January 1 marks the beginning of a new year and with it the promise of new opportunities to better ourselves. Of course the beginning of the New Year means many new laws begin to take effect. This has been true ever since Julius Caesar changed the calendars back in 45 B.C. when January 1 first marked the beginning of the year. Just three years later following Caesar's assassination, it was on January 1 that he was posthumously proclaimed divine by the Roman Senate.
The move to make Caesar divine was a political one. Caesar's grand-nephew and heir Octavian wanted to capitalize on Caesar's popularity with the common people and leverage it in his favor as he engage in a power struggle for the empire against Caesar's enemies. After his success, Octavian became known as Caesar Augustus ("the venerable") which "had a religious significance as designating one worthy of reverence, and marked him as more than man."1
The act of declaring Caesar a god was a key moment in the history of Rome. The Romans, unlike the Greeks, Egyptians, and other eastern cultures didn't have a tradition that a ruler would be a descendant of the gods.2 They held Romans to be superior to all other groups, and like all other cultures of their day, believed the aristocracy was superior to the underclass. But they didn't see the Roman leadership as direct descendants of the Roman pantheon.3 It was Octavian's political maneuver that established the Roman Imperial Cult where the emperor would be worshiped as divine. Later Caesars actually began to believe their own propaganda, and grew even bolder in their proclamation of being from the gods.

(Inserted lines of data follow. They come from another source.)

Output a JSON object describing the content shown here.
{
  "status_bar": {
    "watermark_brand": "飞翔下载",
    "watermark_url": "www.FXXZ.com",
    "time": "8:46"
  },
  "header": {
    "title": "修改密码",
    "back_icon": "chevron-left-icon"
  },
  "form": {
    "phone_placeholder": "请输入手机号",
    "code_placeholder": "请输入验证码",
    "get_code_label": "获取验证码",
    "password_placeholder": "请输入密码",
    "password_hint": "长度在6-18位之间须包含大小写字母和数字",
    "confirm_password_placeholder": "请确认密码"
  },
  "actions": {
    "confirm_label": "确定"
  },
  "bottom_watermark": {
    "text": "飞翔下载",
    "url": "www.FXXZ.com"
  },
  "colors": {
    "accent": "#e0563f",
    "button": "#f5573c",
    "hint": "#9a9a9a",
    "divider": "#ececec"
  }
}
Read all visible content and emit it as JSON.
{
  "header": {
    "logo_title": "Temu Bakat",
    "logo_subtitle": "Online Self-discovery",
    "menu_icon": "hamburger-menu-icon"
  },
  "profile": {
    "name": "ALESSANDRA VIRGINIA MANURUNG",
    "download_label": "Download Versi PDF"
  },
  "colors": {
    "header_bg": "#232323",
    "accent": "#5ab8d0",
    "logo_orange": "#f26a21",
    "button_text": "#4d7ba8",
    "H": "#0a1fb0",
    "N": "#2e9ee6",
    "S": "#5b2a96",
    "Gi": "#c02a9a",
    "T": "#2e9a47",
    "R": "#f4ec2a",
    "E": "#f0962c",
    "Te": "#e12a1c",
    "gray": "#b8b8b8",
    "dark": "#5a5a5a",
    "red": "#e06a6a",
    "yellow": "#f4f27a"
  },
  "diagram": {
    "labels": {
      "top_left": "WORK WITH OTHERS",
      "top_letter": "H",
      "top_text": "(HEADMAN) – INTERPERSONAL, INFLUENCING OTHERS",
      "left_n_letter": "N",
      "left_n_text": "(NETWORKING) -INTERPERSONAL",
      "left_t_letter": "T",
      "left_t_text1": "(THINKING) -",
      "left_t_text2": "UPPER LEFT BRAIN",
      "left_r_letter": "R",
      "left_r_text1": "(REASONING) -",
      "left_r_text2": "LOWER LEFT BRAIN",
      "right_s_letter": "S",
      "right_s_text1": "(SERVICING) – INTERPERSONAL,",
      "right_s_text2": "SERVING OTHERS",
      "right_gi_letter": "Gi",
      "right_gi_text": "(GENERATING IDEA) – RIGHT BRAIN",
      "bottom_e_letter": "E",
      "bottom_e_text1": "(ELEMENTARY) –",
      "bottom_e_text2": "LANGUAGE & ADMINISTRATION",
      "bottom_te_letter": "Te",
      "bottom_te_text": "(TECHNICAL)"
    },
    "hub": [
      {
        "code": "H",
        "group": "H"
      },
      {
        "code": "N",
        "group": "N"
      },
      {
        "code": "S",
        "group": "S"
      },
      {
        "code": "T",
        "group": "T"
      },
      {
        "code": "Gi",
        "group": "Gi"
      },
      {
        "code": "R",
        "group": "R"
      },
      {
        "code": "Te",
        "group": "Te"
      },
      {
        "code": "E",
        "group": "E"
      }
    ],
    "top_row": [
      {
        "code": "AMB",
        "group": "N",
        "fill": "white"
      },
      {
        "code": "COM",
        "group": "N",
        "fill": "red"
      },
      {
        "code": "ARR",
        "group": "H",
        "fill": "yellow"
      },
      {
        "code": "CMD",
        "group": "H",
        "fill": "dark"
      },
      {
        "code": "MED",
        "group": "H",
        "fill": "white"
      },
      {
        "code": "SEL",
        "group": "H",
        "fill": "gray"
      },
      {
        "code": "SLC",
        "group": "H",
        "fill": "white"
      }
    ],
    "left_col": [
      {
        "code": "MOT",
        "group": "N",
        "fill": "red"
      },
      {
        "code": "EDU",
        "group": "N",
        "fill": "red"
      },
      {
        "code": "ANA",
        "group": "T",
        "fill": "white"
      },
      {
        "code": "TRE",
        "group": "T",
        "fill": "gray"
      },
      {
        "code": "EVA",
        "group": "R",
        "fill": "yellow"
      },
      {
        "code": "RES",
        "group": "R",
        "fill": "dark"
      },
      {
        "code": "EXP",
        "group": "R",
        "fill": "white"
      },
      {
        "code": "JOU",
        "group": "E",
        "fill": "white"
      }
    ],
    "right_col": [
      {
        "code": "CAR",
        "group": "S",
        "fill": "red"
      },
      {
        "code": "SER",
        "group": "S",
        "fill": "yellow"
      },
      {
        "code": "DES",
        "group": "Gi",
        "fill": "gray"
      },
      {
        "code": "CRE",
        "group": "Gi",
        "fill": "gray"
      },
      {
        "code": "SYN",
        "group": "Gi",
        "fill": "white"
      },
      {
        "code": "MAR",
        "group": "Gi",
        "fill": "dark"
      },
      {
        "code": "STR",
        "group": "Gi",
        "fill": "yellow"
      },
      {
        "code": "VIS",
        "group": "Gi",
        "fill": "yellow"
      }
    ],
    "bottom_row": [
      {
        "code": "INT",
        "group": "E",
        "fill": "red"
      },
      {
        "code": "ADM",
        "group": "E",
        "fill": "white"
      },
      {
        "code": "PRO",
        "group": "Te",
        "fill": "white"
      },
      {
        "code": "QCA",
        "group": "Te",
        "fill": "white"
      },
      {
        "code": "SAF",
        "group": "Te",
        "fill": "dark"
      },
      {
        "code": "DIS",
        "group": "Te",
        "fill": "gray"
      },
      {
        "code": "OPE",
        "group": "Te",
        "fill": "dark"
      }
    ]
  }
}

Another January 1 Wathershed LawJanuary 1 marks the anniversary of another watershed law, this one more recent in history. On January 1, 1863 President Abraham Lincoln gave an executive order affecting more than three million people in the Civil War-torn United States south. The Emancipation Proclamation as it is known officially declared "all persons held as slaves within said designated States, and parts of States, are, and henceforward shall be free; and that the Executive government of the United States, including the military and naval authorities thereof, will recognize and maintain the freedom of said persons." While the Civil War wouldn't be settled for another two years, Lincoln's executive order legally marked the end of slavery in the United States of America.
The contrast between these two acts is interesting. Both of these laws affected the history of civilization. One sought to elevate a man above other men. The other sought to recognize the equality of all men. While both gave their proponents certain political advantages, one ultimately resulted in more human suffering and enslavement of other cultures while the other brought freedom and dignity to a previously repressed group. What changed? Why is there such a difference in the basic view of human beings?
The unifying force between these two is Jesus. The true God-man came into the world of one who claimed himself to be divine and leveraged it to spread His message that all men are equally valuable. Instead of demanding worship from others, He humbled Himself to the point of death on the cross so that all men of every race would be set free from the slavery of sin and death.
As we jump into a new year, you will certainly see many new laws take effect. Some of them are selfish in nature, seeking to bolster our personal pleasures without regard for the wider effects on society. Others are more magnanimous. But don't forget about Christmas just yet. Without the Emmanuel, without the God with Us, it might be that New Year's would only mark the beginning of another period of forced worship to one more of the various despots human nature has always produced. And that is nothing with celebrating.
2. Burton, Ibid.
3. Burton, Ibid.